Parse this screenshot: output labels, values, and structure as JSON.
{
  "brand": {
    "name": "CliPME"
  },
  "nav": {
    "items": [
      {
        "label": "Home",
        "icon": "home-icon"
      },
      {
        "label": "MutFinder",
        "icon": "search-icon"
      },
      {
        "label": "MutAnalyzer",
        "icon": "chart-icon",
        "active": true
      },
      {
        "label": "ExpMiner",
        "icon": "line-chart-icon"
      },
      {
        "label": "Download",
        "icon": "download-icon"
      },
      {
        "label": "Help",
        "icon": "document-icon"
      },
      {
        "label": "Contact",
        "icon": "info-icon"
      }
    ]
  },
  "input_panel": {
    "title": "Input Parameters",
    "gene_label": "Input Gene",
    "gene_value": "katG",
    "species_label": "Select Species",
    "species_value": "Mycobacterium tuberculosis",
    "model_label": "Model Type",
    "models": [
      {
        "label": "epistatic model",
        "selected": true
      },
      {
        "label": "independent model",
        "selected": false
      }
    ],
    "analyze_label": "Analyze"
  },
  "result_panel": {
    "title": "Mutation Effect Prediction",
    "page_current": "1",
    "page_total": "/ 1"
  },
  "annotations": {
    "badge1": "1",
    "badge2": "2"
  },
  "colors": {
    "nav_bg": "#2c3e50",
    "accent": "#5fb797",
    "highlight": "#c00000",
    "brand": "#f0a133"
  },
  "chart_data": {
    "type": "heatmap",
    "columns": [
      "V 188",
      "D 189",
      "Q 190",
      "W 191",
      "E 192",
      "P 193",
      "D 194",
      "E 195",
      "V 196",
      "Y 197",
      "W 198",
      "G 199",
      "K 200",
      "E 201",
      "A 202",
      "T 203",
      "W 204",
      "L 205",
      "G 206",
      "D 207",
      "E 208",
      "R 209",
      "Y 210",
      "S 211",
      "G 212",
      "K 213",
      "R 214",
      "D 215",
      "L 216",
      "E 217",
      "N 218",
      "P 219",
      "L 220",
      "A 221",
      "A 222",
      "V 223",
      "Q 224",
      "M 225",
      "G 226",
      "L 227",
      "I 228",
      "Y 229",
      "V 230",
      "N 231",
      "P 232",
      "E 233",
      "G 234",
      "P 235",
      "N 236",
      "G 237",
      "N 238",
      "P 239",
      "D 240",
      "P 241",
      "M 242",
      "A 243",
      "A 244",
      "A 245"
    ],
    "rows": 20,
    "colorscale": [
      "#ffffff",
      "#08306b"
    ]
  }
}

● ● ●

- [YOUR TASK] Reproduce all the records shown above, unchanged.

- [YOUR RESPONSE]
Parse this screenshot: output labels, values, and structure as JSON.
{
  "brand": {
    "name": "CliPME"
  },
  "nav": {
    "items": [
      {
        "label": "Home",
        "icon": "home-icon"
      },
      {
        "label": "MutFinder",
        "icon": "search-icon"
      },
      {
        "label": "MutAnalyzer",
        "icon": "chart-icon",
        "active": true
      },
      {
        "label": "ExpMiner",
        "icon": "line-chart-icon"
      },
      {
        "label": "Download",
        "icon": "download-icon"
      },
      {
        "label": "Help",
        "icon": "document-icon"
      },
      {
        "label": "Contact",
        "icon": "info-icon"
      }
    ]
  },
  "input_panel": {
    "title": "Input Parameters",
    "gene_label": "Input Gene",
    "gene_value": "katG",
    "species_label": "Select Species",
    "species_value": "Mycobacterium tuberculosis",
    "model_label": "Model Type",
    "models": [
      {
        "label": "epistatic model",
        "selected": true
      },
      {
        "label": "independent model",
        "selected": false
      }
    ],
    "analyze_label": "Analyze"
  },
  "result_panel": {
    "title": "Mutation Effect Prediction",
    "page_current": "1",
    "page_total": "/ 1"
  },
  "annotations": {
    "badge1": "1",
    "badge2": "2"
  },
  "colors": {
    "nav_bg": "#2c3e50",
    "accent": "#5fb797",
    "highlight": "#c00000",
    "brand": "#f0a133"
  },
  "chart_data": {
    "type": "heatmap",
    "columns": [
      "V 188",
      "D 189",
      "Q 190",
      "W 191",
      "E 192",
      "P 193",
      "D 194",
      "E 195",
      "V 196",
      "Y 197",
      "W 198",
      "G 199",
      "K 200",
      "E 201",
      "A 202",
      "T 203",
      "W 204",
      "L 205",
      "G 206",
      "D 207",
      "E 208",
      "R 209",
      "Y 210",
      "S 211",
      "G 212",
      "K 213",
      "R 214",
      "D 215",
      "L 216",
      "E 217",
      "N 218",
      "P 219",
      "L 220",
      "A 221",
      "A 222",
      "V 223",
      "Q 224",
      "M 225",
      "G 226",
      "L 227",
      "I 228",
      "Y 229",
      "V 230",
      "N 231",
      "P 232",
      "E 233",
      "G 234",
      "P 235",
      "N 236",
      "G 237",
      "N 238",
      "P 239",
      "D 240",
      "P 241",
      "M 242",
      "A 243",
      "A 244",
      "A 245"
    ],
    "rows": 20,
    "colorscale": [
      "#ffffff",
      "#08306b"
    ]
  }
}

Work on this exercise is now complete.